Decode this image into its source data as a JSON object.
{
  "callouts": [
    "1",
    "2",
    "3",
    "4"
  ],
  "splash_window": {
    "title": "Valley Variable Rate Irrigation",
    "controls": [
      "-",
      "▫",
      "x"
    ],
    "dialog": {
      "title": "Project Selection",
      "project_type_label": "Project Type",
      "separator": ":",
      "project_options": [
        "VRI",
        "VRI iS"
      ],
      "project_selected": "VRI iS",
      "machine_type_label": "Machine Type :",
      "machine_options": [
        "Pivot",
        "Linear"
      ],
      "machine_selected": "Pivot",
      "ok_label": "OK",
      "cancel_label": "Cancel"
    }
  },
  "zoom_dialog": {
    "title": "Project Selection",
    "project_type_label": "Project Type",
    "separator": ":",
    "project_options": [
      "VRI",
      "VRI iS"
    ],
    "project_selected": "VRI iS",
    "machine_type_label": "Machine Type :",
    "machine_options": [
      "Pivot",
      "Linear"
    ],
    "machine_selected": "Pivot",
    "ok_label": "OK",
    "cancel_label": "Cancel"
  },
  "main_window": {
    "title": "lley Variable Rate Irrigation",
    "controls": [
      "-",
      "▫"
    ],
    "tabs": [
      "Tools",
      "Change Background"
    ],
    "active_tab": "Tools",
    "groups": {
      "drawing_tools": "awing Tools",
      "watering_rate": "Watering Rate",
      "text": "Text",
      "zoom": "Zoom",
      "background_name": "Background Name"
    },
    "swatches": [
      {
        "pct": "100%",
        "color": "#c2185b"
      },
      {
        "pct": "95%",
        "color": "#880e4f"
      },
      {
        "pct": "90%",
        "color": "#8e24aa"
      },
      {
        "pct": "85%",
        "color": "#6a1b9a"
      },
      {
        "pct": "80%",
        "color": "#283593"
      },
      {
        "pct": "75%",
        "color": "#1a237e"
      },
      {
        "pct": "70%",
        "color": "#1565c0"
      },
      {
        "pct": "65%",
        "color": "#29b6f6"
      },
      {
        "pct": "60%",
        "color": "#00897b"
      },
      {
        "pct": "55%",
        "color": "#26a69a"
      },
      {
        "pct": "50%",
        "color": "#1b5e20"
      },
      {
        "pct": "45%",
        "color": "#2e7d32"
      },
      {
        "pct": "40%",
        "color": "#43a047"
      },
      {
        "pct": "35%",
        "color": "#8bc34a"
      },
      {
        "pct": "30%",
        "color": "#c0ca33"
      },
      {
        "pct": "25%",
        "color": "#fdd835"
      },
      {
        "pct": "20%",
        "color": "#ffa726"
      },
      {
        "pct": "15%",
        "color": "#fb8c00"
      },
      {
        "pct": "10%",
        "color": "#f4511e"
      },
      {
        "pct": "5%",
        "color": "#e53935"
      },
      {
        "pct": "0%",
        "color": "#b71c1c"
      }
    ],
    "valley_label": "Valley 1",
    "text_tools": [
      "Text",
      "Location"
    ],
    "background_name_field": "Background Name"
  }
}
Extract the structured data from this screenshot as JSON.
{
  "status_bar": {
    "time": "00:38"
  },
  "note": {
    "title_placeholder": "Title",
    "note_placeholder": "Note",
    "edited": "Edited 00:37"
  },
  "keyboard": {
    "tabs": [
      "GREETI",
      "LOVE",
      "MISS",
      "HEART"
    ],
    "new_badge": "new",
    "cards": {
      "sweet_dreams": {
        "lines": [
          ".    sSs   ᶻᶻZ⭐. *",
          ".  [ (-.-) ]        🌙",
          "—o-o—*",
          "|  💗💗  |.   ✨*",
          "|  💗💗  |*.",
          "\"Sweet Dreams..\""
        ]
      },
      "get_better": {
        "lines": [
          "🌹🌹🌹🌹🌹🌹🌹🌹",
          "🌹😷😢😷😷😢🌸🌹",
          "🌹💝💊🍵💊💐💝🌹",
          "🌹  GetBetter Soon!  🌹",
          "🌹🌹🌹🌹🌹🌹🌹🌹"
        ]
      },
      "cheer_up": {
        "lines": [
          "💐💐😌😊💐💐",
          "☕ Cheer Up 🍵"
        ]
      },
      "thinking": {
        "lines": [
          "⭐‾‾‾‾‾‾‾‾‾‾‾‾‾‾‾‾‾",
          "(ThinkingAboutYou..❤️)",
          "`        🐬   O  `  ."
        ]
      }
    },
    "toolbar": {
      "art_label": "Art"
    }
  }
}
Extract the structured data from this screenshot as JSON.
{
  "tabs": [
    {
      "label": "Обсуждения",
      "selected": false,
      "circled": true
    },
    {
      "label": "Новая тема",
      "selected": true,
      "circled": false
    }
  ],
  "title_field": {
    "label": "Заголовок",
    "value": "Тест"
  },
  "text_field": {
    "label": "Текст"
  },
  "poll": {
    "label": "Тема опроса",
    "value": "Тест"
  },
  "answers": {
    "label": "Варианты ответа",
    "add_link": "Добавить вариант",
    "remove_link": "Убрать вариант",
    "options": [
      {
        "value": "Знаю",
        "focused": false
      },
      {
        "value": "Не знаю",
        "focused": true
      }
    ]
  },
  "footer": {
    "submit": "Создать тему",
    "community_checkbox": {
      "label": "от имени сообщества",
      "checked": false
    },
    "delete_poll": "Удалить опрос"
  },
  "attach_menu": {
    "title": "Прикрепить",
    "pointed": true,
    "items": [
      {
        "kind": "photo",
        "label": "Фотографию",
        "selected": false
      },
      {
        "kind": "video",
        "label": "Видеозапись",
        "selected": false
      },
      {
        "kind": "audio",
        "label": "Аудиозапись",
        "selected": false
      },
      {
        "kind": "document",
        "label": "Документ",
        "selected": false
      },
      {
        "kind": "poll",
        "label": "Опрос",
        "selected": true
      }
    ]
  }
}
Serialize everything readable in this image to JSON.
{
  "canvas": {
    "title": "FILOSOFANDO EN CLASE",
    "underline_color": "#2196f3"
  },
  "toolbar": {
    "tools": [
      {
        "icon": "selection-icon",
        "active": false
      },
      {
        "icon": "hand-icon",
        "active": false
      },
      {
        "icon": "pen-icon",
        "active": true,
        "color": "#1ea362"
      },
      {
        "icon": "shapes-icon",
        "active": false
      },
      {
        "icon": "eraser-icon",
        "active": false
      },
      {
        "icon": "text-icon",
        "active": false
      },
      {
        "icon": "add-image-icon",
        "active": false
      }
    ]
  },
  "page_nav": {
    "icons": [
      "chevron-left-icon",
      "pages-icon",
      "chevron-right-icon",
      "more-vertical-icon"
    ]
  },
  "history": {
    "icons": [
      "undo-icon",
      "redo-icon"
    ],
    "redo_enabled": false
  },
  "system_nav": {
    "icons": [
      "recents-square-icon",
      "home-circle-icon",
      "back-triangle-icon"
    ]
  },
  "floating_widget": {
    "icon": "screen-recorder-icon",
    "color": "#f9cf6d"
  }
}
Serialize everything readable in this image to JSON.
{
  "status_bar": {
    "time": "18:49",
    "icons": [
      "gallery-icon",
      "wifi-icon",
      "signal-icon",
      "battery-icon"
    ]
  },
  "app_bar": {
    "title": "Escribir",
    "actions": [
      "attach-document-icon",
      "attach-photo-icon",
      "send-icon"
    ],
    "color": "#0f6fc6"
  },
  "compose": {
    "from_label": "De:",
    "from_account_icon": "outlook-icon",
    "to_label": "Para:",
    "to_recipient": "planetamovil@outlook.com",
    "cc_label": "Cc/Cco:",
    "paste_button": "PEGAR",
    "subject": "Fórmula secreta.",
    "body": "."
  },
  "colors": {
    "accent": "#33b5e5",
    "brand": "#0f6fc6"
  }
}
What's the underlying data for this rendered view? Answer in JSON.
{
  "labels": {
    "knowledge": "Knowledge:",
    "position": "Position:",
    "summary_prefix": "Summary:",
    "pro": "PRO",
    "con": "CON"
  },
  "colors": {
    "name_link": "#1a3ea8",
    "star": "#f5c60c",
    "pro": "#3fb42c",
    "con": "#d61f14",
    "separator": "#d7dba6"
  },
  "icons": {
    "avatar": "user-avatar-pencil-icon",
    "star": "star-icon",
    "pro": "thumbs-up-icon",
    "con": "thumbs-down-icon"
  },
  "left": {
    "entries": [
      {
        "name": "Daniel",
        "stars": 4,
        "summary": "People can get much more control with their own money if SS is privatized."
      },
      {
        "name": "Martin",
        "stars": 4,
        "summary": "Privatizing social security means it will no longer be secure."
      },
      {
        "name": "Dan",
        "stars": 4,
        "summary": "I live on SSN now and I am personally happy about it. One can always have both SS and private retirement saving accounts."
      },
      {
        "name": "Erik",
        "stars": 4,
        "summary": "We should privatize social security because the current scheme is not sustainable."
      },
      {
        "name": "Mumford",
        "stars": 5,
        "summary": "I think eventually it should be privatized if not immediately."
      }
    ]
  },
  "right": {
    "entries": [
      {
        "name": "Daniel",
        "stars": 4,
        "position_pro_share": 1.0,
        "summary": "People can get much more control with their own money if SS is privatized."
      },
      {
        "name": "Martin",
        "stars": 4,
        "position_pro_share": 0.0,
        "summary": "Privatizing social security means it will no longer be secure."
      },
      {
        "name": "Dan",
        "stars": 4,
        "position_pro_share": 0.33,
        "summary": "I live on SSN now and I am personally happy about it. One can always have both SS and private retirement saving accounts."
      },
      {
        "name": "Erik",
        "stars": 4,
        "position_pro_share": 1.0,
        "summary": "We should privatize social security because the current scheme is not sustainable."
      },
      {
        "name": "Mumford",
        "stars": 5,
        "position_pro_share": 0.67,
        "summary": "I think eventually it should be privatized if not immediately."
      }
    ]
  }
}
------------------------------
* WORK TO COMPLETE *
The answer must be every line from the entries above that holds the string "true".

* ANSWER BOX *
      "circled": true
      "selected": true,
        "focused": true
    "pointed": true,
        "selected": true
        "active": true,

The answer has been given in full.